WORRIED customers are clogging up city council call centres after changes to housing and council tax benefits were announced.

Oxford City Council has seen the number of calls to its contact centre rise sharply in recent months, leading to increased pressure on officers.

Critics say some callers to the council’s main 249811 number fail to get through, while others are given seven options to choose from, which they find too confusing.

New computer servers will now be installed to help the system cope.

Council chief executive Peter Sloman said concerns about Government changes to benefits had contributed to the increase.

He said: “We’ve seen about a 10 per cent increase in the number of raw inquiries coming into the centres.

“In the long term we want to drive that down, but when we look at next year’s budget I think there’s going to be a bit of pressure.”

Mr Sloman said any overspend on customer services this year would be absorbed in the council’s budget.
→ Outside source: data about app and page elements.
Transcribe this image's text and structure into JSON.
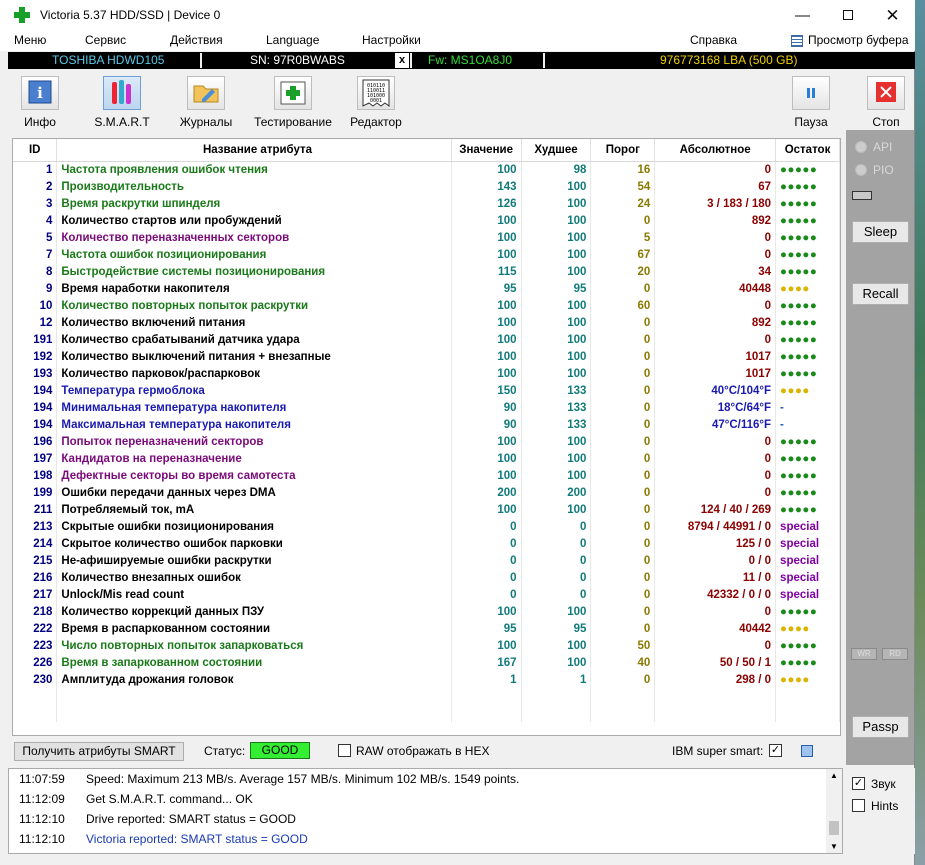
{
  "window": {
    "title": "Victoria 5.37 HDD/SSD | Device 0",
    "min": "—",
    "close": "✕"
  },
  "menu": {
    "items": [
      "Меню",
      "Сервис",
      "Действия",
      "Language",
      "Настройки",
      "Справка"
    ],
    "buffer": "Просмотр буфера"
  },
  "infobar": {
    "model": "TOSHIBA HDWD105",
    "serial": "SN: 97R0BWABS",
    "x": "x",
    "firmware": "Fw: MS1OA8J0",
    "capacity": "976773168 LBA (500 GB)"
  },
  "toolbar": {
    "info": "Инфо",
    "smart": "S.M.A.R.T",
    "logs": "Журналы",
    "test": "Тестирование",
    "editor": "Редактор",
    "pause": "Пауза",
    "stop": "Стоп",
    "editor_icon_text": "010110 110011 101000 0001"
  },
  "columns": {
    "id": "ID",
    "name": "Название атрибута",
    "value": "Значение",
    "worst": "Худшее",
    "threshold": "Порог",
    "raw": "Абсолютное",
    "remaining": "Остаток"
  },
  "colors": {
    "green": "#1a7a1a",
    "black": "#000000",
    "purple": "#7a0a7a",
    "blue": "#1a1ab0",
    "good": "#33ee33"
  },
  "rows": [
    {
      "id": "1",
      "name": "Частота проявления ошибок чтения",
      "color": "green",
      "value": "100",
      "worst": "98",
      "thr": "16",
      "raw": "0",
      "rem": "●●●●●",
      "remType": "green"
    },
    {
      "id": "2",
      "name": "Производительность",
      "color": "green",
      "value": "143",
      "worst": "100",
      "thr": "54",
      "raw": "67",
      "rem": "●●●●●",
      "remType": "green"
    },
    {
      "id": "3",
      "name": "Время раскрутки шпинделя",
      "color": "green",
      "value": "126",
      "worst": "100",
      "thr": "24",
      "raw": "3 / 183 / 180",
      "rem": "●●●●●",
      "remType": "green"
    },
    {
      "id": "4",
      "name": "Количество стартов или пробуждений",
      "color": "black",
      "value": "100",
      "worst": "100",
      "thr": "0",
      "raw": "892",
      "rem": "●●●●●",
      "remType": "green"
    },
    {
      "id": "5",
      "name": "Количество переназначенных секторов",
      "color": "purple",
      "value": "100",
      "worst": "100",
      "thr": "5",
      "raw": "0",
      "rem": "●●●●●",
      "remType": "green"
    },
    {
      "id": "7",
      "name": "Частота ошибок позиционирования",
      "color": "green",
      "value": "100",
      "worst": "100",
      "thr": "67",
      "raw": "0",
      "rem": "●●●●●",
      "remType": "green"
    },
    {
      "id": "8",
      "name": "Быстродействие системы позиционирования",
      "color": "green",
      "value": "115",
      "worst": "100",
      "thr": "20",
      "raw": "34",
      "rem": "●●●●●",
      "remType": "green"
    },
    {
      "id": "9",
      "name": "Время наработки накопителя",
      "color": "black",
      "value": "95",
      "worst": "95",
      "thr": "0",
      "raw": "40448",
      "rem": "●●●●",
      "remType": "yellow"
    },
    {
      "id": "10",
      "name": "Количество повторных попыток раскрутки",
      "color": "green",
      "value": "100",
      "worst": "100",
      "thr": "60",
      "raw": "0",
      "rem": "●●●●●",
      "remType": "green"
    },
    {
      "id": "12",
      "name": "Количество включений питания",
      "color": "black",
      "value": "100",
      "worst": "100",
      "thr": "0",
      "raw": "892",
      "rem": "●●●●●",
      "remType": "green"
    },
    {
      "id": "191",
      "name": "Количество срабатываний датчика удара",
      "color": "black",
      "value": "100",
      "worst": "100",
      "thr": "0",
      "raw": "0",
      "rem": "●●●●●",
      "remType": "green"
    },
    {
      "id": "192",
      "name": "Количество выключений питания + внезапные",
      "color": "black",
      "value": "100",
      "worst": "100",
      "thr": "0",
      "raw": "1017",
      "rem": "●●●●●",
      "remType": "green"
    },
    {
      "id": "193",
      "name": "Количество парковок/распарковок",
      "color": "black",
      "value": "100",
      "worst": "100",
      "thr": "0",
      "raw": "1017",
      "rem": "●●●●●",
      "remType": "green"
    },
    {
      "id": "194",
      "name": "Температура гермоблока",
      "color": "blue",
      "value": "150",
      "worst": "133",
      "thr": "0",
      "raw": "40°C/104°F",
      "rem": "●●●●",
      "remType": "yellow",
      "rawBlue": true
    },
    {
      "id": "194",
      "name": "Минимальная температура накопителя",
      "color": "blue",
      "value": "90",
      "worst": "133",
      "thr": "0",
      "raw": "18°C/64°F",
      "rem": "-",
      "remType": "dash",
      "rawBlue": true
    },
    {
      "id": "194",
      "name": "Максимальная температура накопителя",
      "color": "blue",
      "value": "90",
      "worst": "133",
      "thr": "0",
      "raw": "47°C/116°F",
      "rem": "-",
      "remType": "dash",
      "rawBlue": true
    },
    {
      "id": "196",
      "name": "Попыток переназначений секторов",
      "color": "purple",
      "value": "100",
      "worst": "100",
      "thr": "0",
      "raw": "0",
      "rem": "●●●●●",
      "remType": "green"
    },
    {
      "id": "197",
      "name": "Кандидатов на переназначение",
      "color": "purple",
      "value": "100",
      "worst": "100",
      "thr": "0",
      "raw": "0",
      "rem": "●●●●●",
      "remType": "green"
    },
    {
      "id": "198",
      "name": "Дефектные секторы во время самотеста",
      "color": "purple",
      "value": "100",
      "worst": "100",
      "thr": "0",
      "raw": "0",
      "rem": "●●●●●",
      "remType": "green"
    },
    {
      "id": "199",
      "name": "Ошибки передачи данных через DMA",
      "color": "black",
      "value": "200",
      "worst": "200",
      "thr": "0",
      "raw": "0",
      "rem": "●●●●●",
      "remType": "green"
    },
    {
      "id": "211",
      "name": "Потребляемый ток, mA",
      "color": "black",
      "value": "100",
      "worst": "100",
      "thr": "0",
      "raw": "124 / 40 / 269",
      "rem": "●●●●●",
      "remType": "green"
    },
    {
      "id": "213",
      "name": "Скрытые ошибки позиционирования",
      "color": "black",
      "value": "0",
      "worst": "0",
      "thr": "0",
      "raw": "8794 / 44991 / 0",
      "rem": "special",
      "remType": "special"
    },
    {
      "id": "214",
      "name": "Скрытое количество ошибок парковки",
      "color": "black",
      "value": "0",
      "worst": "0",
      "thr": "0",
      "raw": "125 / 0",
      "rem": "special",
      "remType": "special"
    },
    {
      "id": "215",
      "name": "Не-афишируемые ошибки раскрутки",
      "color": "black",
      "value": "0",
      "worst": "0",
      "thr": "0",
      "raw": "0 / 0",
      "rem": "special",
      "remType": "special"
    },
    {
      "id": "216",
      "name": "Количество внезапных ошибок",
      "color": "black",
      "value": "0",
      "worst": "0",
      "thr": "0",
      "raw": "11 / 0",
      "rem": "special",
      "remType": "special"
    },
    {
      "id": "217",
      "name": "Unlock/Mis read count",
      "color": "black",
      "value": "0",
      "worst": "0",
      "thr": "0",
      "raw": "42332 / 0 / 0",
      "rem": "special",
      "remType": "special"
    },
    {
      "id": "218",
      "name": "Количество коррекций данных ПЗУ",
      "color": "black",
      "value": "100",
      "worst": "100",
      "thr": "0",
      "raw": "0",
      "rem": "●●●●●",
      "remType": "green"
    },
    {
      "id": "222",
      "name": "Время в распаркованном состоянии",
      "color": "black",
      "value": "95",
      "worst": "95",
      "thr": "0",
      "raw": "40442",
      "rem": "●●●●",
      "remType": "yellow"
    },
    {
      "id": "223",
      "name": "Число повторных попыток запарковаться",
      "color": "green",
      "value": "100",
      "worst": "100",
      "thr": "50",
      "raw": "0",
      "rem": "●●●●●",
      "remType": "green"
    },
    {
      "id": "226",
      "name": "Время в запаркованном состоянии",
      "color": "green",
      "value": "167",
      "worst": "100",
      "thr": "40",
      "raw": "50 / 50 / 1",
      "rem": "●●●●●",
      "remType": "green"
    },
    {
      "id": "230",
      "name": "Амплитуда дрожания головок",
      "color": "black",
      "value": "1",
      "worst": "1",
      "thr": "0",
      "raw": "298 / 0",
      "rem": "●●●●",
      "remType": "yellow"
    }
  ],
  "status": {
    "get_smart": "Получить атрибуты SMART",
    "status_label": "Статус:",
    "status_value": "GOOD",
    "raw_hex": "RAW отображать в HEX",
    "ibm_smart": "IBM super smart:",
    "check": "✓"
  },
  "right_panel": {
    "api": "API",
    "pio": "PIO",
    "sleep": "Sleep",
    "recall": "Recall",
    "passp": "Passp",
    "mini1": "WR",
    "mini2": "RD"
  },
  "log": [
    {
      "time": "11:07:59",
      "msg": "Speed: Maximum 213 MB/s. Average 157 MB/s. Minimum 102 MB/s. 1549 points.",
      "blue": false
    },
    {
      "time": "11:12:09",
      "msg": "Get S.M.A.R.T. command... OK",
      "blue": false
    },
    {
      "time": "11:12:10",
      "msg": "Drive reported: SMART status = GOOD",
      "blue": false
    },
    {
      "time": "11:12:10",
      "msg": "Victoria reported: SMART status = GOOD",
      "blue": true
    }
  ],
  "options": {
    "sound": "Звук",
    "hints": "Hints",
    "sound_checked": "✓"
  }
}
He said: “I am confident that by the end of the year there will be no overspend.”

Lib Dem group leader Jean Fooks said she and colleagues had had dozens of complaints about the council number.

She said: “I’m pleased to hear that they are beginning to see that this business of having seven options is really not friendly.”

Board member for customer services Val Smith said the council was putting in new servers and retraining staff to deal with issues.

Mrs Smith said: “We have had many more calls than we have had in the past, and consequently, we have discovered the server we have for the phones isn’t big enough. We’re going to put another two in, and that’s happening soon so that will help the situation.”

She said when the council moved to one main phone number from 11 different departmental contacts several years ago, customer service staff from each department only had expertise in one area.

She said: “Over the summer we’ve been training everybody so they can know about everything. That’s an awful lot of information to take in, but eventually, when we have them all trained up, we will be able to reduce the number of options.”